These “friend removal” requests tend to come primarily from other friends (35%), or from current (23%) or former (12%) spouses or romantic partners. Some 38% of those who received this type of request say that they were asked to remove a friend from their Facebook network, while 22% were asked to unfriend a former romantic partner.
5Facebook users “like” their friends’ content and comment on photos relatively frequently, but most don’t change their own status that often.
When asked about the frequency with which they engage in certain behaviors on the site, Facebook users tend to point towards “liking” content that others have posted and commenting on photos as the activities they engage in most often. On the other hand, most users change or update their own status only occasionally:
- 44% of Facebook users “like” content posted by their friends at least once a day, with 29% doing so several times per day.
- 31% comment on other people’s photos on a daily basis, with 15% doing so several times per day.

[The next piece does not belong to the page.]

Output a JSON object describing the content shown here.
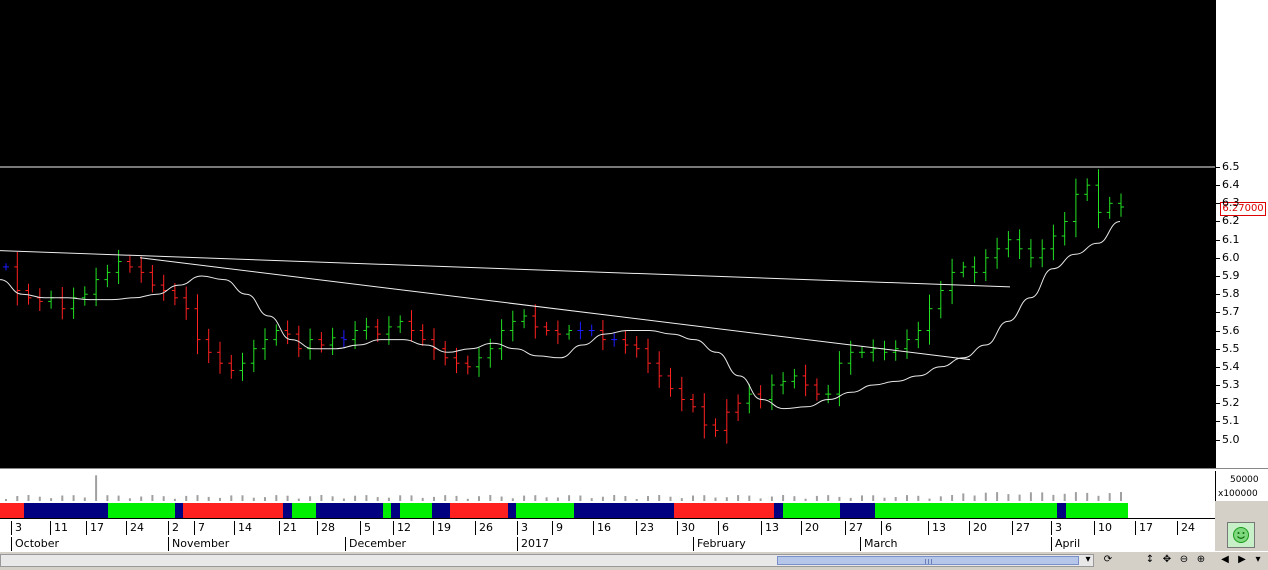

- 19% send private Facebook messages to their friends on a daily basis, with 10% sending these messages multiple times per day.
- 10% change or update their own status on Facebook on a daily basis, with 4% updating their status several times per day. Some 25% of Facebook users say that they never change or update their own Facebook status.
6Half of internet users who do not use Facebook themselves live with someone who does.
Many non-Facebook users still have some familiarity with the site through family members. Among internet users who do not use Facebook themselves, 52% say that someone else in their household has a Facebook account. In many instances, these may be parents who do not use Facebook but live with a child who does. Fully 66% of parents with a child living at home who do not use Facebook themselves say that someone in their household has a Facebook account.
In addition, some 24% of Facebook non-adopters who live with an account holder say that they look at photos or posts on that person’s account.
Aaron Smith is an associate director for research at Pew Research Center.